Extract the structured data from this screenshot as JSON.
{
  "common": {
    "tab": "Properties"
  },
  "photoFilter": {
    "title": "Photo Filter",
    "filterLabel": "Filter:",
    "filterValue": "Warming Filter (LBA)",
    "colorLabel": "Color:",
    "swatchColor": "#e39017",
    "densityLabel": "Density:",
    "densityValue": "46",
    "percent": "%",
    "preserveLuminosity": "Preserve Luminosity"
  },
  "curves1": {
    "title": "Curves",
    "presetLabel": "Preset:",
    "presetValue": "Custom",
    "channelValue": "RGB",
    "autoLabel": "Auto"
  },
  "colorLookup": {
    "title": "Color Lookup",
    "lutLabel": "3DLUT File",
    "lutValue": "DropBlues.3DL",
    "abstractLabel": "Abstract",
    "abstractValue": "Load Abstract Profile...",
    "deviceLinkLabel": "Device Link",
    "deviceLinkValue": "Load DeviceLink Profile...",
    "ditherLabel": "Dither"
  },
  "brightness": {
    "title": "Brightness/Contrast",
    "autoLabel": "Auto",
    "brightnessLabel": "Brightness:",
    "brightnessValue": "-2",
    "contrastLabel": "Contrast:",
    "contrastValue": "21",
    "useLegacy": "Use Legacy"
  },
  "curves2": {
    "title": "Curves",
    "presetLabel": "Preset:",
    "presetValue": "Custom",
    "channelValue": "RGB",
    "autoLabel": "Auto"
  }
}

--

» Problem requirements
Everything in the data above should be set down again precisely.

» Exercise answer
Extract the structured data from this screenshot as JSON.
{
  "common": {
    "tab": "Properties"
  },
  "photoFilter": {
    "title": "Photo Filter",
    "filterLabel": "Filter:",
    "filterValue": "Warming Filter (LBA)",
    "colorLabel": "Color:",
    "swatchColor": "#e39017",
    "densityLabel": "Density:",
    "densityValue": "46",
    "percent": "%",
    "preserveLuminosity": "Preserve Luminosity"
  },
  "curves1": {
    "title": "Curves",
    "presetLabel": "Preset:",
    "presetValue": "Custom",
    "channelValue": "RGB",
    "autoLabel": "Auto"
  },
  "colorLookup": {
    "title": "Color Lookup",
    "lutLabel": "3DLUT File",
    "lutValue": "DropBlues.3DL",
    "abstractLabel": "Abstract",
    "abstractValue": "Load Abstract Profile...",
    "deviceLinkLabel": "Device Link",
    "deviceLinkValue": "Load DeviceLink Profile...",
    "ditherLabel": "Dither"
  },
  "brightness": {
    "title": "Brightness/Contrast",
    "autoLabel": "Auto",
    "brightnessLabel": "Brightness:",
    "brightnessValue": "-2",
    "contrastLabel": "Contrast:",
    "contrastValue": "21",
    "useLegacy": "Use Legacy"
  },
  "curves2": {
    "title": "Curves",
    "presetLabel": "Preset:",
    "presetValue": "Custom",
    "channelValue": "RGB",
    "autoLabel": "Auto"
  }
}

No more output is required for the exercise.